The Archbishop is of the opinion that young people, the ones who are supposed to be the flag holders of Africa, have no solid values to uphold, they are uncertain and gullible in many ways, thus being the most vulnerable to these NGOs. Still, apart from all above, the African Church is able to address more and more people, the Catholic religion is rather attractive amongst the youth. The African liturgy is vital, the ceremonies are filled with joy, songs, dances and happiness. A Sunday Mass in Ghana lasts 2 hours a minimum, priest ordaining is a 6 hours long ceremony.

Reggae in the evangelization

Palmer-Buckle conveys his messages even through Reggae Music. The Archbishop is a Bob Marley fan, so he has performed the Reggae King’s “Redemption song” at many places already.

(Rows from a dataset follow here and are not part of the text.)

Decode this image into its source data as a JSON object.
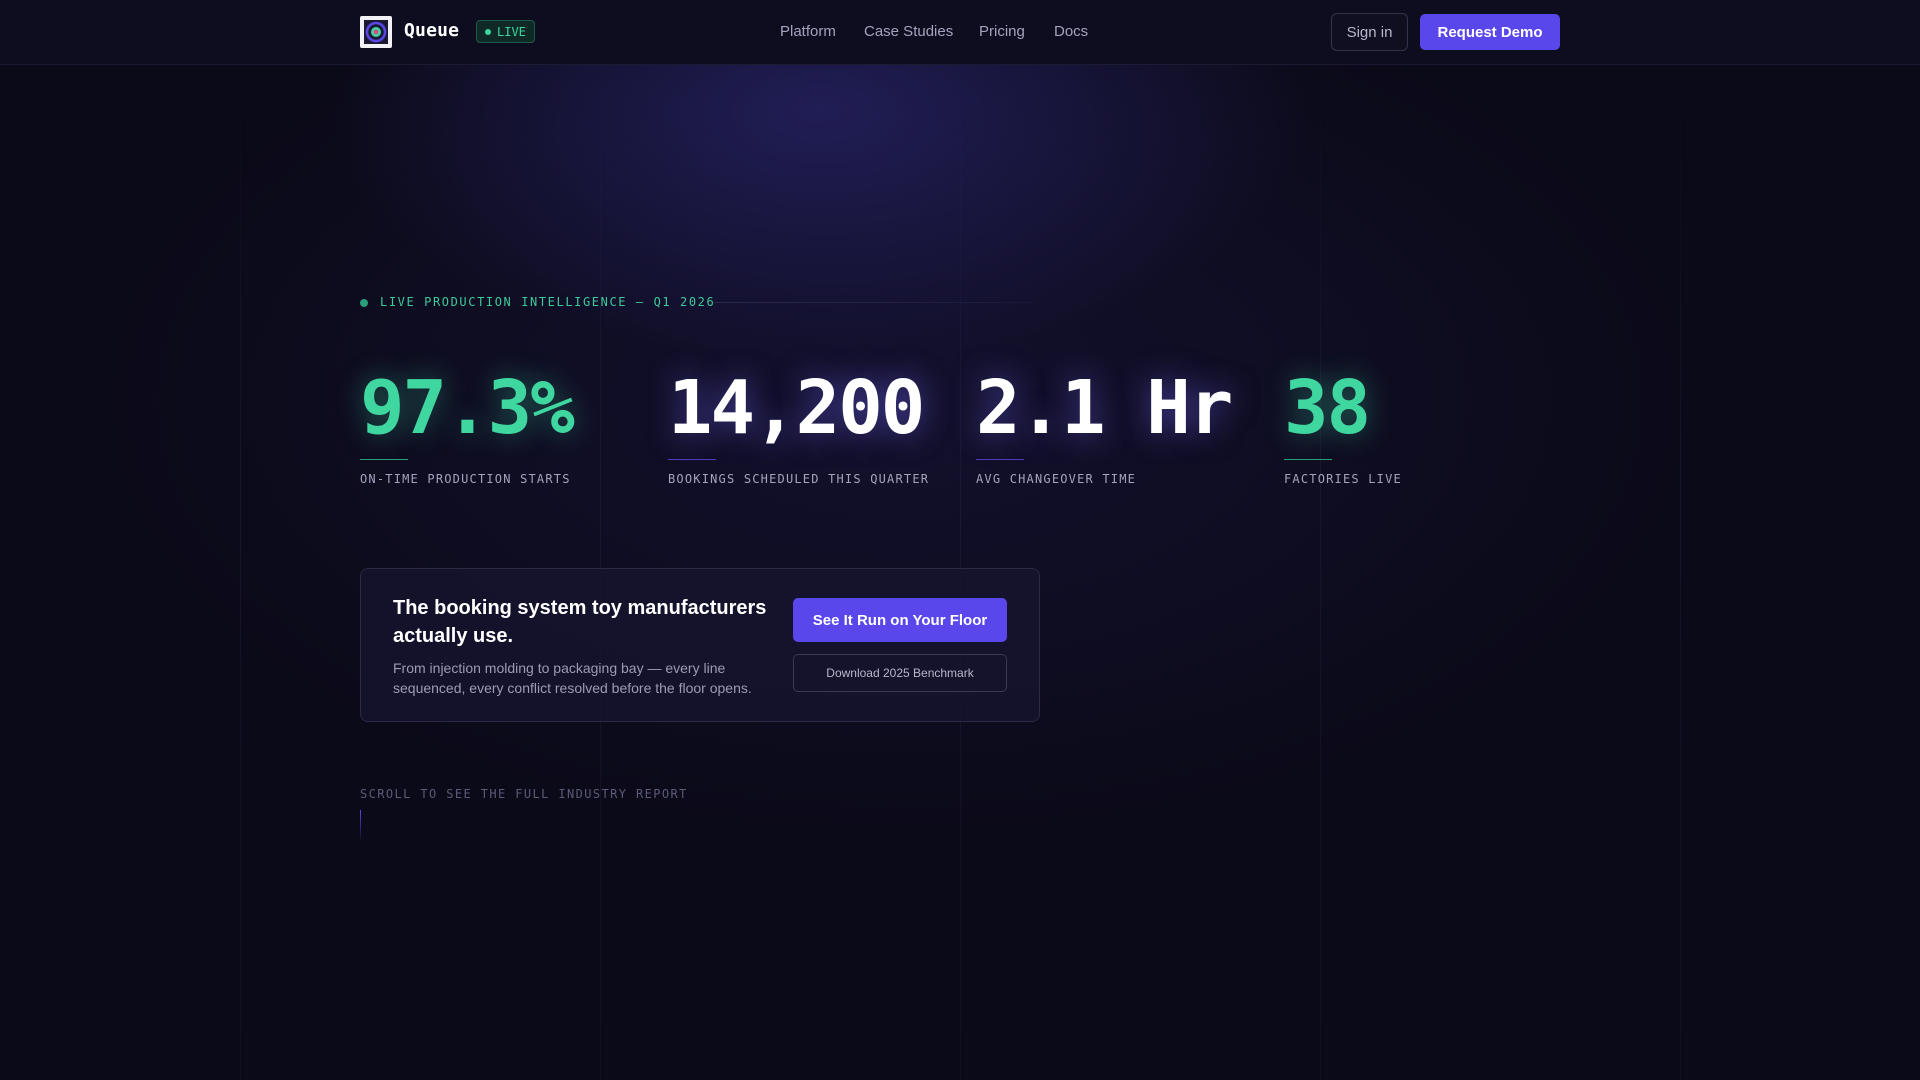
{
  "header": {
    "brand": "Queue",
    "live_badge": "LIVE",
    "nav": [
      "Platform",
      "Case Studies",
      "Pricing",
      "Docs"
    ],
    "signin_label": "Sign in",
    "demo_label": "Request Demo"
  },
  "hero": {
    "eyebrow": "LIVE PRODUCTION INTELLIGENCE — Q1 2026",
    "stats": [
      {
        "value": "97.3%",
        "label": "ON-TIME PRODUCTION STARTS"
      },
      {
        "value": "14,200",
        "label": "BOOKINGS SCHEDULED THIS QUARTER"
      },
      {
        "value": "2.1 Hr",
        "label": "AVG CHANGEOVER TIME"
      },
      {
        "value": "38",
        "label": "FACTORIES LIVE"
      }
    ]
  },
  "cta": {
    "title": "The booking system toy manufacturers actually use.",
    "subtitle": "From injection molding to packaging bay — every line sequenced, every conflict resolved before the floor opens.",
    "primary_label": "See It Run on Your Floor",
    "secondary_label": "Download 2025 Benchmark"
  },
  "scroll_hint": "SCROLL TO SEE THE FULL INDUSTRY REPORT",
  "colors": {
    "accent": "#5a47ec",
    "live_green": "#3fd6a0",
    "background": "#0b0a18"
  },
  "icons": {
    "logo": "queue-logo-icon",
    "live": "live-dot-icon"
  }
}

At Easter 2017 at the end of his interview with Kafui Dey to the GHOne TV channel they were singing together the famous Redemption song. (Click here to see the show). Since the Most Reverend could not hide his love for this music, the very same year, at a Golf Championship in Accra, in sweat shirt and white baseball cap, in one hand the microphone, the other one was raised to the sky he performed this song amid the audience’s applause and joyful cries.
Regarding the cultural and mental slavery he often refers to the song, in particular one of its lines: “Emancipate yourselves from mental slavery, none, but ourselves can free our minds.”

There is a need for self-esteem and self-dignity

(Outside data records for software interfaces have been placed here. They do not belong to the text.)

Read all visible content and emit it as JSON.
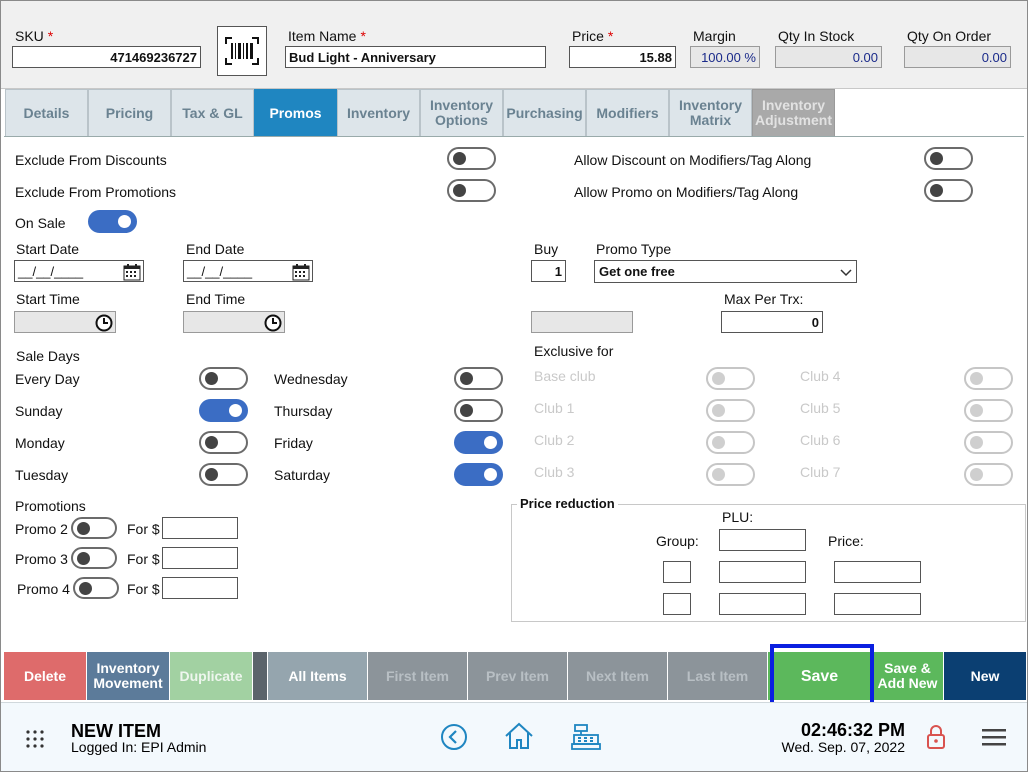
{
  "header": {
    "sku_label": "SKU",
    "sku_value": "471469236727",
    "item_name_label": "Item Name",
    "item_name_value": "Bud Light - Anniversary",
    "price_label": "Price",
    "price_value": "15.88",
    "margin_label": "Margin",
    "margin_value": "100.00 %",
    "qty_in_stock_label": "Qty In Stock",
    "qty_in_stock_value": "0.00",
    "qty_on_order_label": "Qty On Order",
    "qty_on_order_value": "0.00",
    "required_mark": "*"
  },
  "tabs": [
    {
      "label": "Details",
      "state": "normal"
    },
    {
      "label": "Pricing",
      "state": "normal"
    },
    {
      "label": "Tax & GL",
      "state": "normal"
    },
    {
      "label": "Promos",
      "state": "active"
    },
    {
      "label": "Inventory",
      "state": "normal"
    },
    {
      "label": "Inventory Options",
      "state": "normal"
    },
    {
      "label": "Purchasing",
      "state": "normal"
    },
    {
      "label": "Modifiers",
      "state": "normal"
    },
    {
      "label": "Inventory Matrix",
      "state": "normal"
    },
    {
      "label": "Inventory Adjustment",
      "state": "disabled"
    }
  ],
  "promos": {
    "exclude_discounts_label": "Exclude From Discounts",
    "exclude_discounts_on": false,
    "exclude_promotions_label": "Exclude From Promotions",
    "exclude_promotions_on": false,
    "allow_discount_modifiers_label": "Allow Discount on Modifiers/Tag Along",
    "allow_discount_modifiers_on": false,
    "allow_promo_modifiers_label": "Allow Promo on Modifiers/Tag Along",
    "allow_promo_modifiers_on": false,
    "on_sale_label": "On Sale",
    "on_sale_on": true,
    "start_date_label": "Start Date",
    "start_date_value": "__/__/____",
    "end_date_label": "End Date",
    "end_date_value": "__/__/____",
    "start_time_label": "Start Time",
    "end_time_label": "End Time",
    "buy_label": "Buy",
    "buy_value": "1",
    "promo_type_label": "Promo Type",
    "promo_type_value": "Get one free",
    "max_per_trx_label": "Max Per Trx:",
    "max_per_trx_value": "0",
    "sale_days_label": "Sale Days",
    "days": [
      {
        "label": "Every Day",
        "on": false
      },
      {
        "label": "Sunday",
        "on": true
      },
      {
        "label": "Monday",
        "on": false
      },
      {
        "label": "Tuesday",
        "on": false
      },
      {
        "label": "Wednesday",
        "on": false
      },
      {
        "label": "Thursday",
        "on": false
      },
      {
        "label": "Friday",
        "on": true
      },
      {
        "label": "Saturday",
        "on": true
      }
    ],
    "exclusive_for_label": "Exclusive for",
    "clubs": [
      "Base club",
      "Club 1",
      "Club 2",
      "Club 3",
      "Club 4",
      "Club 5",
      "Club 6",
      "Club 7"
    ],
    "promotions_label": "Promotions",
    "promo_rows": [
      {
        "label": "Promo 2",
        "for_label": "For $",
        "value": ""
      },
      {
        "label": "Promo 3",
        "for_label": "For $",
        "value": ""
      },
      {
        "label": "Promo 4",
        "for_label": "For $",
        "value": ""
      }
    ],
    "price_reduction_label": "Price reduction",
    "plu_label": "PLU:",
    "group_label": "Group:",
    "price_label": "Price:"
  },
  "actions": {
    "delete": "Delete",
    "inventory_movement": "Inventory Movement",
    "duplicate": "Duplicate",
    "all_items": "All Items",
    "first_item": "First Item",
    "prev_item": "Prev Item",
    "next_item": "Next Item",
    "last_item": "Last Item",
    "save": "Save",
    "save_add_new": "Save & Add New",
    "new": "New"
  },
  "footer": {
    "title": "NEW ITEM",
    "logged_in": "Logged In:  EPI Admin",
    "time": "02:46:32 PM",
    "date": "Wed. Sep. 07, 2022"
  },
  "colors": {
    "accent": "#1f86c1",
    "toggle_on": "#3b6dc4",
    "delete": "#de6b6b",
    "save": "#5cb85c",
    "new": "#0b3f72",
    "focus": "#0a1fe0"
  }
}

The Archbishop has also intervened in order to reduce the extreme high emigration. As for one of the reasons, he was of the view that Ghana had been under British authority for too long. Moreover, he finds it absolutely inappropriate that African people intend to search their prosperity “elsewhere”, in another continent. He is convinced that Africa should rely on itself and above all, has to discover its own inner values. The continent has to do all its best to make the youth feel at home in their own country, they should be educated and trained locally, so to support the development of their own nations. “Our people need self esteem and self-dignity, to know that they have something to contribute. We have to feel good not only in our own skin, but where we come from. We need to experience all that as a real treasure.”

Sources: youtube,,,,
Photo: Magyar Kurír, IEC